● Assignment
Each line of the data that mentions the string "績效表現" needs to be identified and copied.
Study material Start Marker
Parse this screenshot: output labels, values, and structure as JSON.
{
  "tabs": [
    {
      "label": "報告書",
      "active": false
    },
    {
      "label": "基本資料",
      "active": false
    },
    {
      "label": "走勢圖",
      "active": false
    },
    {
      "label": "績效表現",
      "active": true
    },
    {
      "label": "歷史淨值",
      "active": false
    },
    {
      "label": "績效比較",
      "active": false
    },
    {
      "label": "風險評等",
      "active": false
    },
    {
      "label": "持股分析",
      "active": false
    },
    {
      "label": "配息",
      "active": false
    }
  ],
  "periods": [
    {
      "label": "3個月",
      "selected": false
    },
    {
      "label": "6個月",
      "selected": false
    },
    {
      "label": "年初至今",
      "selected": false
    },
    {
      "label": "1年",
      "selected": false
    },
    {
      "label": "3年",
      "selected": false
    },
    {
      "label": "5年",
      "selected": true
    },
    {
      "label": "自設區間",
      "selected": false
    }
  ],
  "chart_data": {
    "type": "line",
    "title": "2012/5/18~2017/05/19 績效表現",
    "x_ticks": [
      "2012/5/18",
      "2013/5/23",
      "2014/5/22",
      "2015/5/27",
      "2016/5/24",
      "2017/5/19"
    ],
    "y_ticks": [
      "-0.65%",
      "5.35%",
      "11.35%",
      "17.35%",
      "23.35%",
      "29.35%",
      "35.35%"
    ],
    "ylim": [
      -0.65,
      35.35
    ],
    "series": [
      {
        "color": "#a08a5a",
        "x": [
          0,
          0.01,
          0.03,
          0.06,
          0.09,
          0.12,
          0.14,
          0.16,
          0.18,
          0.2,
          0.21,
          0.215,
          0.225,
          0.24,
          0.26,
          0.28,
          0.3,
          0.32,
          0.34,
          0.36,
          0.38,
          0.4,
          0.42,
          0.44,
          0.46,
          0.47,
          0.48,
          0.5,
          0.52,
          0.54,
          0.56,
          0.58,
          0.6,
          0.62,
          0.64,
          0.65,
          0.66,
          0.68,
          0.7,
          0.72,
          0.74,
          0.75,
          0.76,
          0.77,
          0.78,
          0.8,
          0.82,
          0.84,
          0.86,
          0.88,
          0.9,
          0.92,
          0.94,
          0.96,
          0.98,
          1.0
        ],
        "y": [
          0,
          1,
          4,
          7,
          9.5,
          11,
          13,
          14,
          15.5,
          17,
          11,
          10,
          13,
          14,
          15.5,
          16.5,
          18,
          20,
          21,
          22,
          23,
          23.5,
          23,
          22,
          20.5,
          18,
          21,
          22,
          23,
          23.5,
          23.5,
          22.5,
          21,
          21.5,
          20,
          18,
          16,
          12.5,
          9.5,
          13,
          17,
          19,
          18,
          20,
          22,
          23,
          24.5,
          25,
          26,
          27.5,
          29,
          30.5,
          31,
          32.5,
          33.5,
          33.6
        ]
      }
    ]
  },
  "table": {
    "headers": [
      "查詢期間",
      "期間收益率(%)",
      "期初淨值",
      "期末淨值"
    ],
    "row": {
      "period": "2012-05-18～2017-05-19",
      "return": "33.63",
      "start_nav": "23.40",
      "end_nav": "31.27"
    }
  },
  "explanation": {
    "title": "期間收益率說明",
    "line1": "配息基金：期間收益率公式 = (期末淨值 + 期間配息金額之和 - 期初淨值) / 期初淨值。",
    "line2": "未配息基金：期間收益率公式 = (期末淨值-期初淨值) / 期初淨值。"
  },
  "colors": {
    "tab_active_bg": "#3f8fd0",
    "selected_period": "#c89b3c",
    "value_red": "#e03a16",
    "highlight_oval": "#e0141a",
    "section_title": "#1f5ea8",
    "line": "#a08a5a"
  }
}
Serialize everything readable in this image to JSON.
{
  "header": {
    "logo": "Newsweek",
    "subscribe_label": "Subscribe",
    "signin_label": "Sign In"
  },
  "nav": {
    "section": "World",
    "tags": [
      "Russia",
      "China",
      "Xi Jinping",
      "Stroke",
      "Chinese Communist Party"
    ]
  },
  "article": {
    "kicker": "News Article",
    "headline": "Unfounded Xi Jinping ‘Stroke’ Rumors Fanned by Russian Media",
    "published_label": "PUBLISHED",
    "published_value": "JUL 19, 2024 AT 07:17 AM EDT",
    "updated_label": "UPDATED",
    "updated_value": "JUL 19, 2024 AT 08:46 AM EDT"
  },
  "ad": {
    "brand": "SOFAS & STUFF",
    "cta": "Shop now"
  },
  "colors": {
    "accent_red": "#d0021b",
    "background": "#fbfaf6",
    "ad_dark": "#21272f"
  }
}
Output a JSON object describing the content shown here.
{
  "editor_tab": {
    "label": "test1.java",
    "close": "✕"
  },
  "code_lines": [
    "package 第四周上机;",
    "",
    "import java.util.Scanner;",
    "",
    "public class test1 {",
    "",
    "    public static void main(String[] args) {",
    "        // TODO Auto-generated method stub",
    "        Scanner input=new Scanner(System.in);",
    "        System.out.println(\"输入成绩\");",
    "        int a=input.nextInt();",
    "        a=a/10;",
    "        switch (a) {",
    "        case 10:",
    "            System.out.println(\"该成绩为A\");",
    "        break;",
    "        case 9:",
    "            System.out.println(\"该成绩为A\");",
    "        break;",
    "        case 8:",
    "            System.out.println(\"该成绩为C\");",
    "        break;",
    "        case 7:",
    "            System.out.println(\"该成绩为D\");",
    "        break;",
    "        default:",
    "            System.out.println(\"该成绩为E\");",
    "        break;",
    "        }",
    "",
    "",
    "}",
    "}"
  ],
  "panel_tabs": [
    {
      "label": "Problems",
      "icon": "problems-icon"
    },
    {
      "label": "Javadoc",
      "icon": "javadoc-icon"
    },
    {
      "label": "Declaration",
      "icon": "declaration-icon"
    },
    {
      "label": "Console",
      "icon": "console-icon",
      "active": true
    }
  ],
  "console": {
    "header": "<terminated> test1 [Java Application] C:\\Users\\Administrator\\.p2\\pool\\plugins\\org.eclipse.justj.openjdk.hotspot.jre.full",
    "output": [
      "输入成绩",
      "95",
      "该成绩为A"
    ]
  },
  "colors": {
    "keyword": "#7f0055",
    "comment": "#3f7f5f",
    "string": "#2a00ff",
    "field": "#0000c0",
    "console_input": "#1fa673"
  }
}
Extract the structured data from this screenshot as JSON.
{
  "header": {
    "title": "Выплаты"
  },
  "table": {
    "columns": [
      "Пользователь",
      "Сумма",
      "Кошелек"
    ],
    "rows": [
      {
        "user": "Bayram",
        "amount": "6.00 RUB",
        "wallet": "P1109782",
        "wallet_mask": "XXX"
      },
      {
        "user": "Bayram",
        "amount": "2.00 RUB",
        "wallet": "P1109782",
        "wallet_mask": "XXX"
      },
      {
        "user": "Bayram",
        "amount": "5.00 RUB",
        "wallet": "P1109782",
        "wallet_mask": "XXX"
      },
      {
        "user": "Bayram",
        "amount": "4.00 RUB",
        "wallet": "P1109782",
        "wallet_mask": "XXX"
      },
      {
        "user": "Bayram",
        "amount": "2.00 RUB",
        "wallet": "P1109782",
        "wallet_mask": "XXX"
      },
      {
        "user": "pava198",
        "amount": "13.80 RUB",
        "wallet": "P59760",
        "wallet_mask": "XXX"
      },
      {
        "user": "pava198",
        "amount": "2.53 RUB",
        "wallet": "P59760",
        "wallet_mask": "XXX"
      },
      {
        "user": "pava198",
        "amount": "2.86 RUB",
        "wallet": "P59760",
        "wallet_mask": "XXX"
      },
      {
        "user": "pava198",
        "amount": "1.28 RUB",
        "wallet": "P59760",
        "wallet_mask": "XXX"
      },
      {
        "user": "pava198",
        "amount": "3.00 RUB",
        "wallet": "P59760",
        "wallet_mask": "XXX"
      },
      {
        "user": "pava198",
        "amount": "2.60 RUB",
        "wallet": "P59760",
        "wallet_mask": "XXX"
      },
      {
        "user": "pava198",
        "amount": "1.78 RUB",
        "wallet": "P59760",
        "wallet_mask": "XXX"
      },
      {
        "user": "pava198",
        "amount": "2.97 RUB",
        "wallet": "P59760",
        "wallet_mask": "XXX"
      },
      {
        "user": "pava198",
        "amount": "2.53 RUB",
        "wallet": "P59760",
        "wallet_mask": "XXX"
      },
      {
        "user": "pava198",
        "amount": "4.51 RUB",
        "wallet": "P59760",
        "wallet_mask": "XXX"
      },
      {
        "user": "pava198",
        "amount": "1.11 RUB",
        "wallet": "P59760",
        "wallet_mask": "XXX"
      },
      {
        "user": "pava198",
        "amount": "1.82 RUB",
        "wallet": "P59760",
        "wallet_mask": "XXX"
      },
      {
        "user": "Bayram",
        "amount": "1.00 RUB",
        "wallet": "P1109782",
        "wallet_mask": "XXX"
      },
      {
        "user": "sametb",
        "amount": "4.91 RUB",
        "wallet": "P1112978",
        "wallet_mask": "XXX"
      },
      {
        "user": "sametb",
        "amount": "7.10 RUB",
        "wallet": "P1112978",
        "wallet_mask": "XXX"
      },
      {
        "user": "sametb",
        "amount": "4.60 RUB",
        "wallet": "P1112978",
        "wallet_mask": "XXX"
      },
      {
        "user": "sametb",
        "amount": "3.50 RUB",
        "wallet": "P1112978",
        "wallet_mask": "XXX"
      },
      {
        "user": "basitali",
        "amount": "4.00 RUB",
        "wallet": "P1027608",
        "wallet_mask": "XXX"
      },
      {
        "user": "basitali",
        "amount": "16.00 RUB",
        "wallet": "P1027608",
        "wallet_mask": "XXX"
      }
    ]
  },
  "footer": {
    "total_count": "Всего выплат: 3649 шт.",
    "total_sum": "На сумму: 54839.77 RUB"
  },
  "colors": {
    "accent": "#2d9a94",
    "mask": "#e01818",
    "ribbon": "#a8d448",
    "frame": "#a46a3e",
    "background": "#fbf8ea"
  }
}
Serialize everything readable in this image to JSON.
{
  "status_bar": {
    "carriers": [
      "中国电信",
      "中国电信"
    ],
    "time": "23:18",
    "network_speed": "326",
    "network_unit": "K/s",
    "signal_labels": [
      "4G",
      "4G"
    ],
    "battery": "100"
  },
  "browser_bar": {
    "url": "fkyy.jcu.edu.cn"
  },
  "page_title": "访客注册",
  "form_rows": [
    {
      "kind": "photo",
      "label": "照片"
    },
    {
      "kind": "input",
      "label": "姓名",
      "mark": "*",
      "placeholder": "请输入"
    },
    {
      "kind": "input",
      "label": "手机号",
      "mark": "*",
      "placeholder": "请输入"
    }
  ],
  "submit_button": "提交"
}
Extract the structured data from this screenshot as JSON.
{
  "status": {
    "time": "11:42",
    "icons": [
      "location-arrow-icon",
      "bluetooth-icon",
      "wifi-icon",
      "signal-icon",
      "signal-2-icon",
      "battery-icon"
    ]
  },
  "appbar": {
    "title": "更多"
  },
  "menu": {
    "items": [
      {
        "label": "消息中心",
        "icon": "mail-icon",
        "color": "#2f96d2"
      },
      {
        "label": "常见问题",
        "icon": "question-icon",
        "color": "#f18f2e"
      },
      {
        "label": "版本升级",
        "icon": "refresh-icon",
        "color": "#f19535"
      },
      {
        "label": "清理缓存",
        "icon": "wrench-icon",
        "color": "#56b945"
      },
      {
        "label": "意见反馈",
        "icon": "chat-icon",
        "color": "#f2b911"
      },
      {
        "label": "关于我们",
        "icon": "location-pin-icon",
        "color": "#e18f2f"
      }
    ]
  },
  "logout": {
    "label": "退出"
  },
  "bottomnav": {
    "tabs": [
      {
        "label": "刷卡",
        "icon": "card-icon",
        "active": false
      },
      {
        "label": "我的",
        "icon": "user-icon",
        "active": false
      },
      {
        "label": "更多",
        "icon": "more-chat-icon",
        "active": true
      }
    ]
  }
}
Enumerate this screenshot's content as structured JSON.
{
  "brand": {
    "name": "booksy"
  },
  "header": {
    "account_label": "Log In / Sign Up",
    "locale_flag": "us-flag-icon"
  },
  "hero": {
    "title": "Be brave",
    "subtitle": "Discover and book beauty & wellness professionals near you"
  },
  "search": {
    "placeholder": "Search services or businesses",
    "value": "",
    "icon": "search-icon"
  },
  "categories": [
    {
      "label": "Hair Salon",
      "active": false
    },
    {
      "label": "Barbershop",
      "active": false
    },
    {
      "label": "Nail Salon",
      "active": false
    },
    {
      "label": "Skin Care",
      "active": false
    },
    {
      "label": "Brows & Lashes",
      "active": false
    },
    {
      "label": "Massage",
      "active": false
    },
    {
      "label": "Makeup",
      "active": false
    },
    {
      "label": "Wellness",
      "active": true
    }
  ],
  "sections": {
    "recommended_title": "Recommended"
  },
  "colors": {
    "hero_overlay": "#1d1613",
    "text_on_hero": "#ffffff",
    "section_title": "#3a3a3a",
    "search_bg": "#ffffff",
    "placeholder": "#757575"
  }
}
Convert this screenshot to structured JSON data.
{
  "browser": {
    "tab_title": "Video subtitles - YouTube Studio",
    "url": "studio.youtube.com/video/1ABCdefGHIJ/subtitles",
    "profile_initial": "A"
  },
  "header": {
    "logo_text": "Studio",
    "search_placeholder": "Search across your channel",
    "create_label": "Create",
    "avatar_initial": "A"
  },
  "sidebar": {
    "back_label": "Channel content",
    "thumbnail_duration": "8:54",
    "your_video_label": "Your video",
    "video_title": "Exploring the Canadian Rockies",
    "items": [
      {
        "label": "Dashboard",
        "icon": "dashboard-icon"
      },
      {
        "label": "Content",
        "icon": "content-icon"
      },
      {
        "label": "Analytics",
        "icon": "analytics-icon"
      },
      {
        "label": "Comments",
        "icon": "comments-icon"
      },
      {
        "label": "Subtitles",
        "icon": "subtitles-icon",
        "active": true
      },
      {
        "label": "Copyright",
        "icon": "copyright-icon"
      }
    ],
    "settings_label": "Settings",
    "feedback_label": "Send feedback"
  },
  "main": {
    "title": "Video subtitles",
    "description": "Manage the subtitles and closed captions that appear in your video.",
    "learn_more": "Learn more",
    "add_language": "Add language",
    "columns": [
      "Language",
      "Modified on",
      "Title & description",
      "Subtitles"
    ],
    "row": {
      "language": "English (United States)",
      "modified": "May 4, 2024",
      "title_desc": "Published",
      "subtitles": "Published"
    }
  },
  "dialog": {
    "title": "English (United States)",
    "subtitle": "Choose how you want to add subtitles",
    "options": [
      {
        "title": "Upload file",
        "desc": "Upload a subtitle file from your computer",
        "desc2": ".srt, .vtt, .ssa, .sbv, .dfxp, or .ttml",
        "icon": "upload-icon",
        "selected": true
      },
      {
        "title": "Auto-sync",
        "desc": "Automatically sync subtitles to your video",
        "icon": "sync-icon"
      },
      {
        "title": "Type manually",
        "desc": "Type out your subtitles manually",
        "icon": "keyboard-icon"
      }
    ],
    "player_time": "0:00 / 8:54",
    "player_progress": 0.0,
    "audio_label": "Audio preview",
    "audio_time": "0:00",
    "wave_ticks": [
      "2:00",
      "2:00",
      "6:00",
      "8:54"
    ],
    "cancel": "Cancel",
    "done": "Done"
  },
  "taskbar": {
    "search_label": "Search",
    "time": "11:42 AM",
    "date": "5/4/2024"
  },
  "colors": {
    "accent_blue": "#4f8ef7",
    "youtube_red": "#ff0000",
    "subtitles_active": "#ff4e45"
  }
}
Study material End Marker
● Response to this task
      "label": "績效表現",
    "title": "2012/5/18~2017/05/19 績效表現",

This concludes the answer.